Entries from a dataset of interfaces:
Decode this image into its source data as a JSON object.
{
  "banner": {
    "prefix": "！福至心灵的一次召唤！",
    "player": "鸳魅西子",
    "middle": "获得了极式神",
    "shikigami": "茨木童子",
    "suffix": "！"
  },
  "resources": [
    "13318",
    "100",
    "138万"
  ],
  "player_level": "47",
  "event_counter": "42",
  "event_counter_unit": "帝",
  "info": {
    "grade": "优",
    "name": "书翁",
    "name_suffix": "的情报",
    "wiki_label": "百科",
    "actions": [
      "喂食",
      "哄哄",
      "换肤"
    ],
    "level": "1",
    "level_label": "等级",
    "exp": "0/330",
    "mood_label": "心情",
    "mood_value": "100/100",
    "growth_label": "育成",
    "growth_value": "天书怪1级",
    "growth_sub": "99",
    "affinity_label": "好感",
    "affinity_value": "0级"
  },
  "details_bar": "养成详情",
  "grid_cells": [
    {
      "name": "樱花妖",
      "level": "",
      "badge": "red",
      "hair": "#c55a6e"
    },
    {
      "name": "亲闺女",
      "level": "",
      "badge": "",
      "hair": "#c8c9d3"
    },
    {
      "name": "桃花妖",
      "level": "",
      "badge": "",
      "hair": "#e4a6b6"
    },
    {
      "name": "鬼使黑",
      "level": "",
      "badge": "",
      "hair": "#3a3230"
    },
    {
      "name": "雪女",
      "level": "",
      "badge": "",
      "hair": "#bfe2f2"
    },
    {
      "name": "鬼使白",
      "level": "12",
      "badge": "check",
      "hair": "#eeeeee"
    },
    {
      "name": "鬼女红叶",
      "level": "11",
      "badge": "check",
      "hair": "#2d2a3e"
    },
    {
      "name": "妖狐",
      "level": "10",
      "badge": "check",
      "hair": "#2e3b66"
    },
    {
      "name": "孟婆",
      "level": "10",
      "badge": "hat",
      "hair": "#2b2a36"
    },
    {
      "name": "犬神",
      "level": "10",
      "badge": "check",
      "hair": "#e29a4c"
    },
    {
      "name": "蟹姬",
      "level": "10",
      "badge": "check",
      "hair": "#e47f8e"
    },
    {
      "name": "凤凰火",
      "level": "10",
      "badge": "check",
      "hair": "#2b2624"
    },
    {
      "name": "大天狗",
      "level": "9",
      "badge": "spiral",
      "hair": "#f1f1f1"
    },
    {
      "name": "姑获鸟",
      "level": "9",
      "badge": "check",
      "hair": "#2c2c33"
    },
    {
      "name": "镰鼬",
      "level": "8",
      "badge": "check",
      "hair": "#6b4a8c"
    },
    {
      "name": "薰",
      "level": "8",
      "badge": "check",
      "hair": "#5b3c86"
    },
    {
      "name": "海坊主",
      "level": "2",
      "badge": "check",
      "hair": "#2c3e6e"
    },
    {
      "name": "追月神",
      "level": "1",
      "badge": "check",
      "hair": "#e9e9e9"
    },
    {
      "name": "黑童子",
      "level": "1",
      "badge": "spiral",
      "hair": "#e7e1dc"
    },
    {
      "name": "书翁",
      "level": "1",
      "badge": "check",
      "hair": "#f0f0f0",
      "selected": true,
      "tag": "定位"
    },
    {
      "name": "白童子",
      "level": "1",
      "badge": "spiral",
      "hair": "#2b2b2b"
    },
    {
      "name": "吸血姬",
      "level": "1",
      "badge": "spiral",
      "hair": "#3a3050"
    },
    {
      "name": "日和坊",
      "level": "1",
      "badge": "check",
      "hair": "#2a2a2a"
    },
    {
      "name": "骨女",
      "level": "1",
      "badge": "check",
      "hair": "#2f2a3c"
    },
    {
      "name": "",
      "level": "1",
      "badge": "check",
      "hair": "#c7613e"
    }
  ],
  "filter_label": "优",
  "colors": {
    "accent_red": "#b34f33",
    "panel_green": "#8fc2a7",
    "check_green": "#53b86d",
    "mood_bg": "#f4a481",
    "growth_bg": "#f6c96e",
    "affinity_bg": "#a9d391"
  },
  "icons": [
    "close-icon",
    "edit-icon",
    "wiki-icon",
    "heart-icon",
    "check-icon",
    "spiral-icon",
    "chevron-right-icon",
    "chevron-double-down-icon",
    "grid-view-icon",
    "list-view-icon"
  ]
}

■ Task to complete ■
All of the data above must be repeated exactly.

■ Result of the task ■
Decode this image into its source data as a JSON object.
{
  "banner": {
    "prefix": "！福至心灵的一次召唤！",
    "player": "鸳魅西子",
    "middle": "获得了极式神",
    "shikigami": "茨木童子",
    "suffix": "！"
  },
  "resources": [
    "13318",
    "100",
    "138万"
  ],
  "player_level": "47",
  "event_counter": "42",
  "event_counter_unit": "帝",
  "info": {
    "grade": "优",
    "name": "书翁",
    "name_suffix": "的情报",
    "wiki_label": "百科",
    "actions": [
      "喂食",
      "哄哄",
      "换肤"
    ],
    "level": "1",
    "level_label": "等级",
    "exp": "0/330",
    "mood_label": "心情",
    "mood_value": "100/100",
    "growth_label": "育成",
    "growth_value": "天书怪1级",
    "growth_sub": "99",
    "affinity_label": "好感",
    "affinity_value": "0级"
  },
  "details_bar": "养成详情",
  "grid_cells": [
    {
      "name": "樱花妖",
      "level": "",
      "badge": "red",
      "hair": "#c55a6e"
    },
    {
      "name": "亲闺女",
      "level": "",
      "badge": "",
      "hair": "#c8c9d3"
    },
    {
      "name": "桃花妖",
      "level": "",
      "badge": "",
      "hair": "#e4a6b6"
    },
    {
      "name": "鬼使黑",
      "level": "",
      "badge": "",
      "hair": "#3a3230"
    },
    {
      "name": "雪女",
      "level": "",
      "badge": "",
      "hair": "#bfe2f2"
    },
    {
      "name": "鬼使白",
      "level": "12",
      "badge": "check",
      "hair": "#eeeeee"
    },
    {
      "name": "鬼女红叶",
      "level": "11",
      "badge": "check",
      "hair": "#2d2a3e"
    },
    {
      "name": "妖狐",
      "level": "10",
      "badge": "check",
      "hair": "#2e3b66"
    },
    {
      "name": "孟婆",
      "level": "10",
      "badge": "hat",
      "hair": "#2b2a36"
    },
    {
      "name": "犬神",
      "level": "10",
      "badge": "check",
      "hair": "#e29a4c"
    },
    {
      "name": "蟹姬",
      "level": "10",
      "badge": "check",
      "hair": "#e47f8e"
    },
    {
      "name": "凤凰火",
      "level": "10",
      "badge": "check",
      "hair": "#2b2624"
    },
    {
      "name": "大天狗",
      "level": "9",
      "badge": "spiral",
      "hair": "#f1f1f1"
    },
    {
      "name": "姑获鸟",
      "level": "9",
      "badge": "check",
      "hair": "#2c2c33"
    },
    {
      "name": "镰鼬",
      "level": "8",
      "badge": "check",
      "hair": "#6b4a8c"
    },
    {
      "name": "薰",
      "level": "8",
      "badge": "check",
      "hair": "#5b3c86"
    },
    {
      "name": "海坊主",
      "level": "2",
      "badge": "check",
      "hair": "#2c3e6e"
    },
    {
      "name": "追月神",
      "level": "1",
      "badge": "check",
      "hair": "#e9e9e9"
    },
    {
      "name": "黑童子",
      "level": "1",
      "badge": "spiral",
      "hair": "#e7e1dc"
    },
    {
      "name": "书翁",
      "level": "1",
      "badge": "check",
      "hair": "#f0f0f0",
      "selected": true,
      "tag": "定位"
    },
    {
      "name": "白童子",
      "level": "1",
      "badge": "spiral",
      "hair": "#2b2b2b"
    },
    {
      "name": "吸血姬",
      "level": "1",
      "badge": "spiral",
      "hair": "#3a3050"
    },
    {
      "name": "日和坊",
      "level": "1",
      "badge": "check",
      "hair": "#2a2a2a"
    },
    {
      "name": "骨女",
      "level": "1",
      "badge": "check",
      "hair": "#2f2a3c"
    },
    {
      "name": "",
      "level": "1",
      "badge": "check",
      "hair": "#c7613e"
    }
  ],
  "filter_label": "优",
  "colors": {
    "accent_red": "#b34f33",
    "panel_green": "#8fc2a7",
    "check_green": "#53b86d",
    "mood_bg": "#f4a481",
    "growth_bg": "#f6c96e",
    "affinity_bg": "#a9d391"
  },
  "icons": [
    "close-icon",
    "edit-icon",
    "wiki-icon",
    "heart-icon",
    "check-icon",
    "spiral-icon",
    "chevron-right-icon",
    "chevron-double-down-icon",
    "grid-view-icon",
    "list-view-icon"
  ]
}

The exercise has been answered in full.